College Selectivity Doesn’t Equal Satisfaction

Quartz: “Many of us think the college or university we attend matters a lot. If we go to Harvard, or Oxford, we will be happier, smarter, richer and land a killer job. A new report from Challenge Success, a nonprofit that is part of Stanford’s Graduate School of Education, suggests this thinking is almost entirely wrong. The white paper, A ‘Fit’ Over Rankings: Why College Engagement Matters More Than Selectivity, finds that college selectivity … does not determine how much a student learns, how happy they become or how satisfied they are with their jobs.”

“Better learning, it seems, is associated with better studying, not brand-name colleges. What about happiness and general life satisfaction? Since 2014, Gallup-Purdue has conducted a survey of job satisfaction and general well-being among college graduates … found no relationship between college selectivity and either broad measure of life satisfaction, arguing that what seems to matter is ‘what students are doing in college and how they are experiencing it’.”
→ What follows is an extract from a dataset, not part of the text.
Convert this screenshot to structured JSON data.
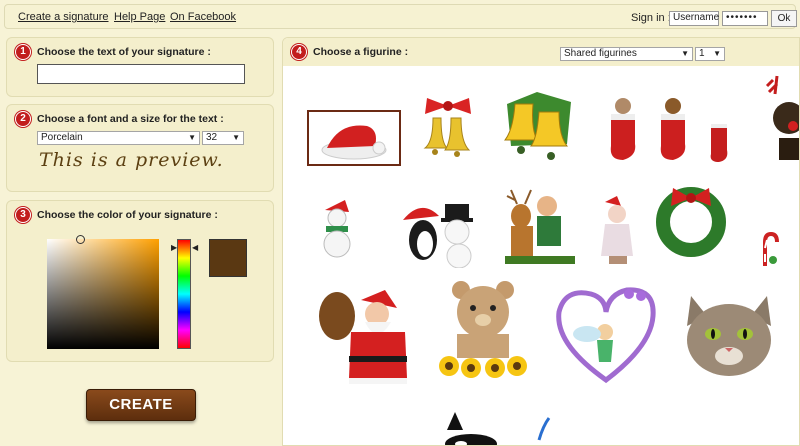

“OK, maybe selective colleges don’t make you happier. Do they make you richer? … Some research shows graduates of ‘high quality’ institutions earn 6% to 8% more out of college than graduates of ‘low-quality’ institutions (those which accept everyone). That percentage rises to 16% to 19% a decade after college. The authors argue that it is hard to disentangle how much of this comes from the student and how much comes from the institution.”